together candles so that we become torches so that we can
punch holes in the darkness of our time: the darkness of big
government, the darkness of a faithless culture, the darkness of
children being locked out and kept from quality education.
We must understand that we've done some good. We've punched some
holes in the darkness. There are 8 million people who now have
their health savings accounts because we at the state and
local levels drove that idea and drove that policy.
We've done some good, but there are still dark clouds, and my
charge to you is that we recommit ourselves to going out and
punching holes in the darkness. Our children and our grandchildren
count on us to have that courage.
I leave you with the words of Winston Churchill. For those of
you who, like me, suffered a political setback, Mr. Churchill said,
"Courage is the ability to go from failure to failure without
losing enthusiasm." So I go forth with a smile and a candle to
punch holes in the darkness.
J. Kenneth Blackwell served from 1998 to 2006 as Ohio's 51st
Secretary of State. Before that, he served as Mayor of Cincinnati,
Under Secretary of Housing and Urban Development in the
Administration of President George H. W. Bush, and Ohio State
Treasurer. He is currently Senior Fellow for Family
Empowerment at the Family Research Council; Ronald Reagan
Distinguished Fellow for Public Policy at the Buckeye Institute for
Public Policy Solutions; a visiting fellow at the Texas Public
Policy Foundation and the American Civil Rights Union; chairman of
the Coalition for a Conservative Majority; member of the National
Rifle Association's Public Affairs Committee and the boards of
directors of the Club for Growth, National Taxpayers Union, and
Pastors Retreat Network; and columnist for the New York Sun,
contributing editor and columnist for Townhall.com, and public
affairs commentator for the Salem Radio Network.
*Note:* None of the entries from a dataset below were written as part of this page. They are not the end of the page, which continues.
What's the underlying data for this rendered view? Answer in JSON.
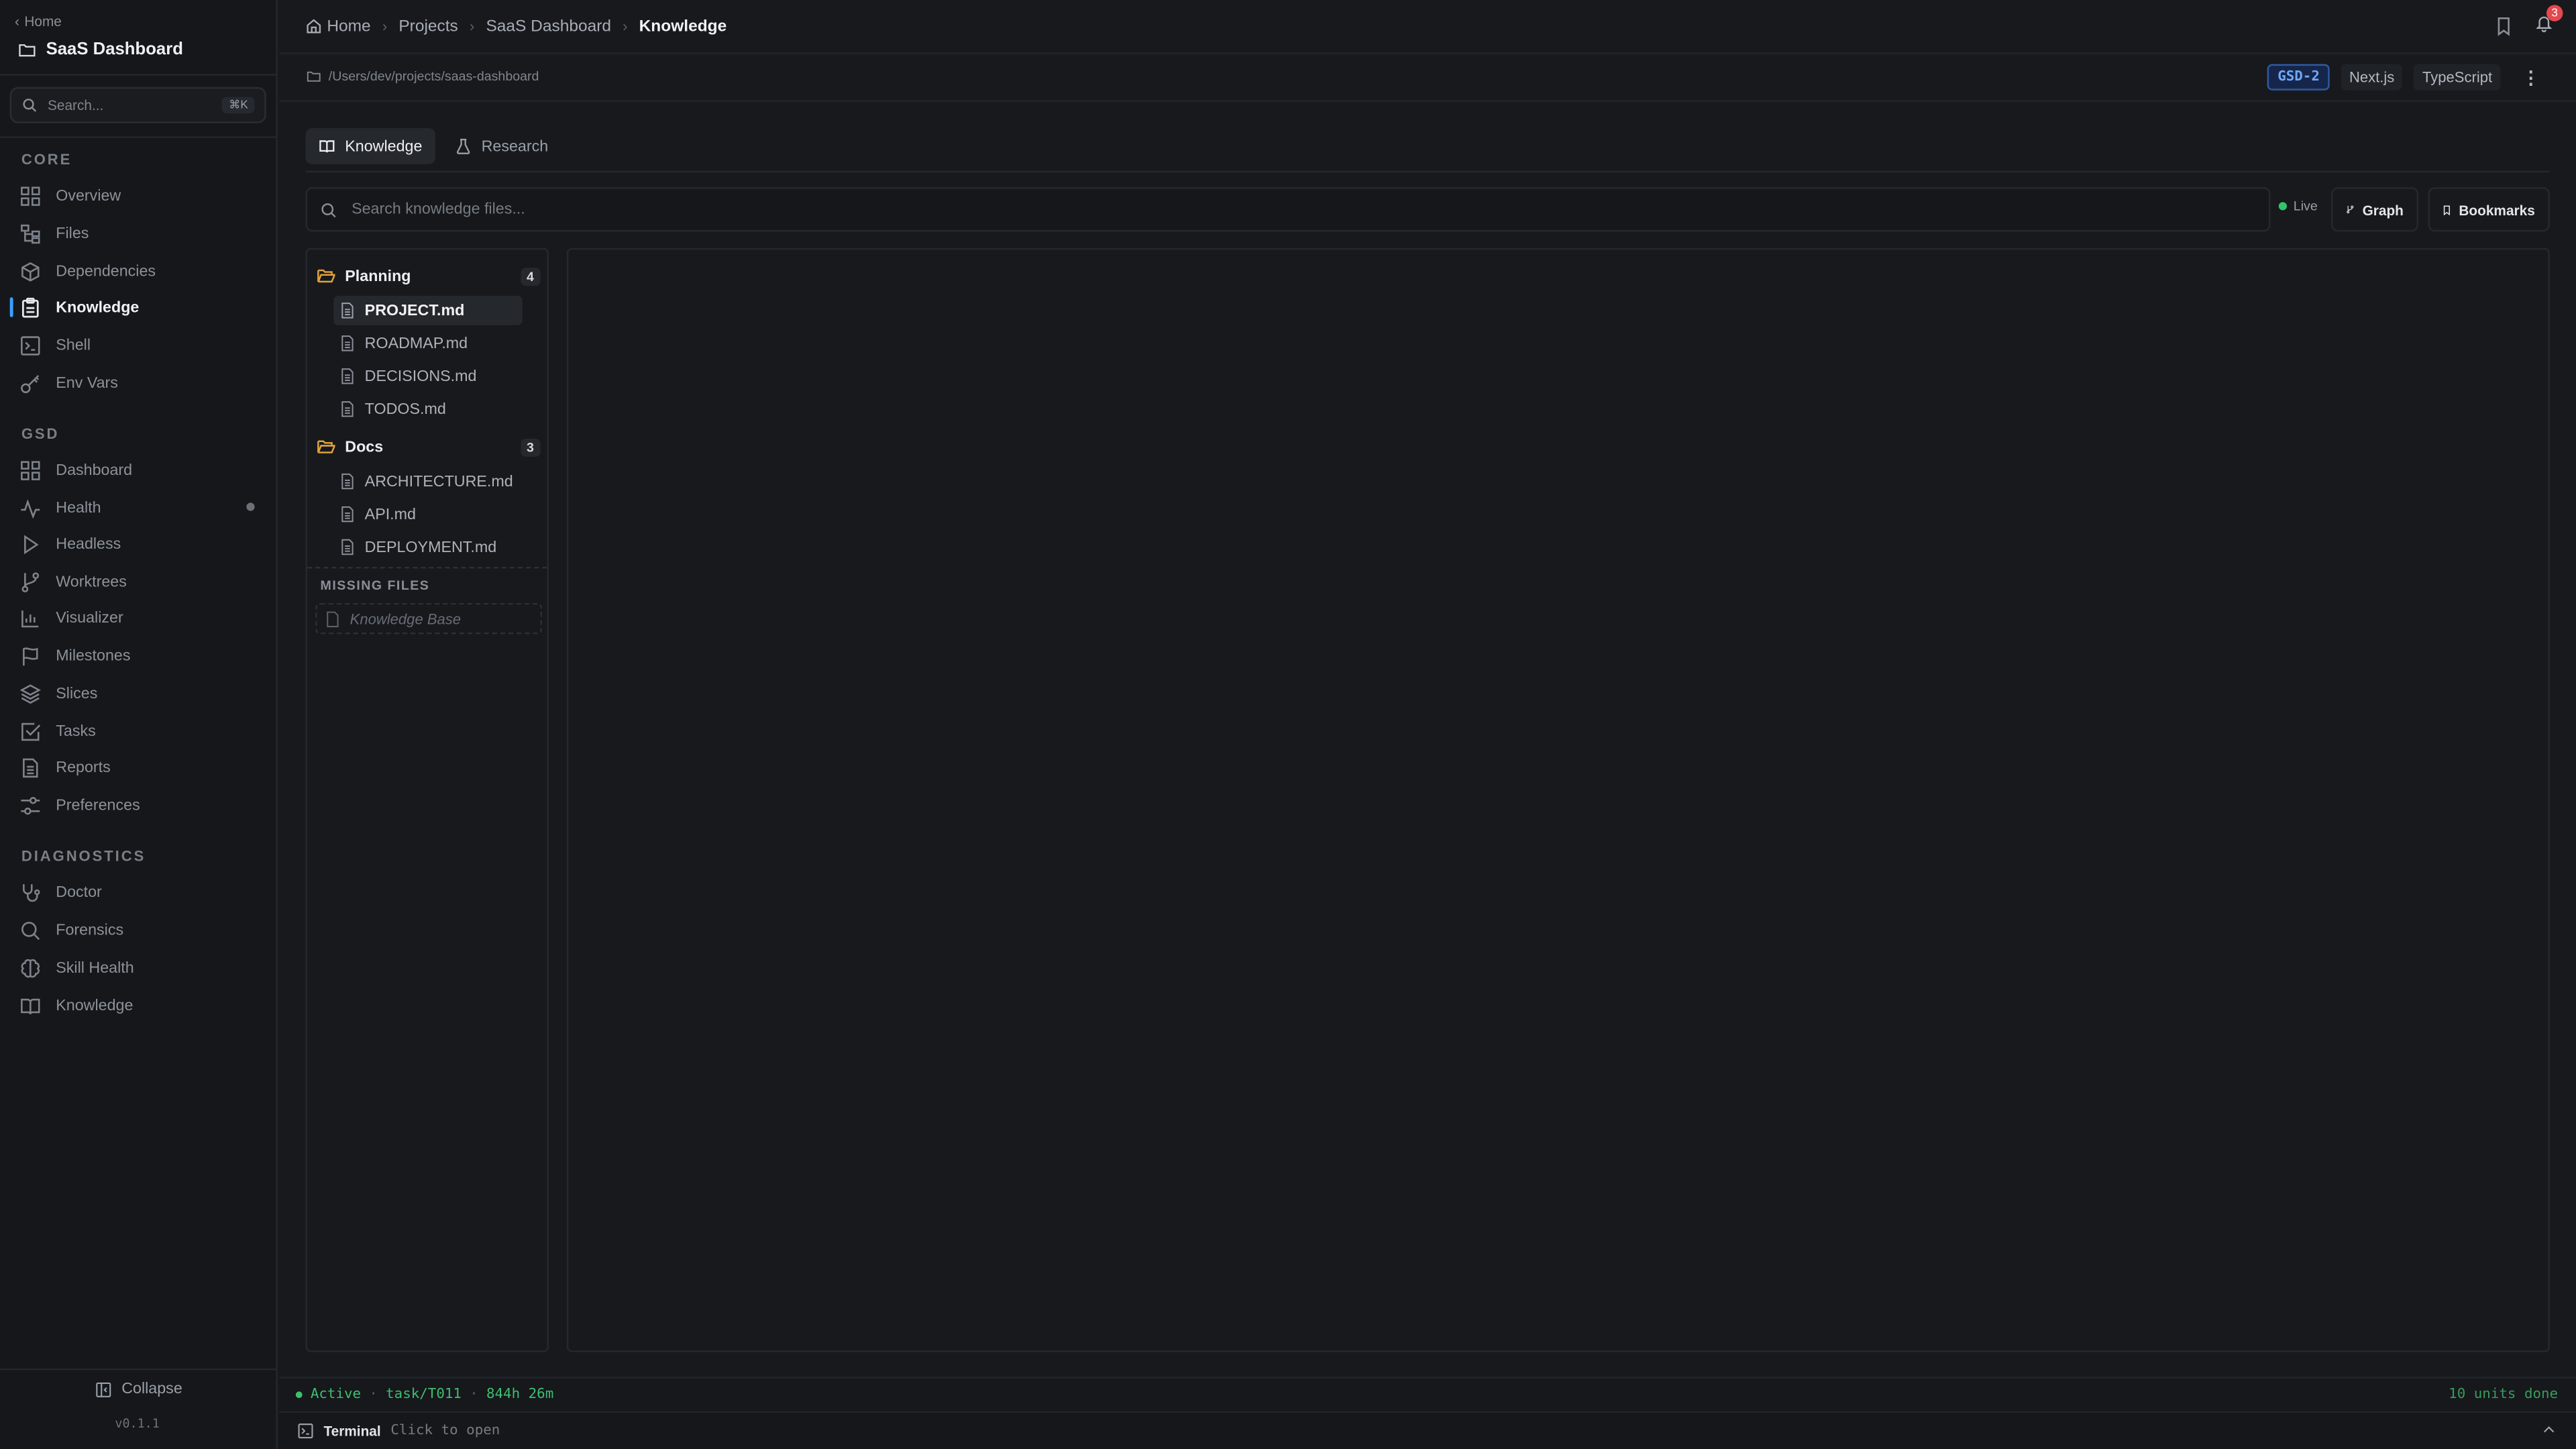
{
  "sidebar": {
    "back_label": "Home",
    "project_title": "SaaS Dashboard",
    "search_placeholder": "Search...",
    "search_shortcut": "⌘K",
    "sections": [
      {
        "label": "CORE",
        "items": [
          {
            "label": "Overview",
            "icon": "grid-icon"
          },
          {
            "label": "Files",
            "icon": "file-tree-icon"
          },
          {
            "label": "Dependencies",
            "icon": "package-icon"
          },
          {
            "label": "Knowledge",
            "icon": "clipboard-icon",
            "active": true
          },
          {
            "label": "Shell",
            "icon": "terminal-icon"
          },
          {
            "label": "Env Vars",
            "icon": "key-icon"
          }
        ]
      },
      {
        "label": "GSD",
        "items": [
          {
            "label": "Dashboard",
            "icon": "grid-icon"
          },
          {
            "label": "Health",
            "icon": "activity-icon"
          },
          {
            "label": "Headless",
            "icon": "play-icon"
          },
          {
            "label": "Worktrees",
            "icon": "git-branch-icon"
          },
          {
            "label": "Visualizer",
            "icon": "bar-chart-icon"
          },
          {
            "label": "Milestones",
            "icon": "flag-icon"
          },
          {
            "label": "Slices",
            "icon": "layers-icon"
          },
          {
            "label": "Tasks",
            "icon": "check-square-icon"
          },
          {
            "label": "Reports",
            "icon": "document-icon"
          },
          {
            "label": "Preferences",
            "icon": "sliders-icon"
          }
        ]
      },
      {
        "label": "DIAGNOSTICS",
        "items": [
          {
            "label": "Doctor",
            "icon": "stethoscope-icon"
          },
          {
            "label": "Forensics",
            "icon": "search-icon"
          },
          {
            "label": "Skill Health",
            "icon": "brain-icon"
          },
          {
            "label": "Knowledge",
            "icon": "book-icon"
          }
        ]
      }
    ],
    "collapse_label": "Collapse",
    "version": "v0.1.1"
  },
  "breadcrumb": [
    "Home",
    "Projects",
    "SaaS Dashboard",
    "Knowledge"
  ],
  "notifications_count": "3",
  "path": "/Users/dev/projects/saas-dashboard",
  "chips": {
    "gsd": "GSD-2",
    "framework": "Next.js",
    "language": "TypeScript"
  },
  "tabs": [
    {
      "label": "Knowledge",
      "active": true
    },
    {
      "label": "Research",
      "active": false
    }
  ],
  "search": {
    "placeholder": "Search knowledge files..."
  },
  "live_label": "Live",
  "graph_label": "Graph",
  "bookmarks_label": "Bookmarks",
  "tree": {
    "folders": [
      {
        "name": "Planning",
        "count": "4",
        "files": [
          "PROJECT.md",
          "ROADMAP.md",
          "DECISIONS.md",
          "TODOS.md"
        ]
      },
      {
        "name": "Docs",
        "count": "3",
        "files": [
          "ARCHITECTURE.md",
          "API.md",
          "DEPLOYMENT.md"
        ]
      }
    ],
    "missing_label": "MISSING FILES",
    "missing_items": [
      "Knowledge Base"
    ]
  },
  "status": {
    "state": "Active",
    "task": "task/T011",
    "elapsed": "844h 26m",
    "units": "10 units done"
  },
  "terminal": {
    "label": "Terminal",
    "hint": "Click to open"
  },
  "colors": {
    "accent": "#3aa0ff",
    "success": "#3fbf6d",
    "folder": "#e0a23a",
    "notif": "#e5484d"
  }
}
He delivered these
remarks at the 30th Annual Meeting of The Heritage Foundation
Resource Bank, held in Philadelphia, Pennsylvania, on April 26- 27,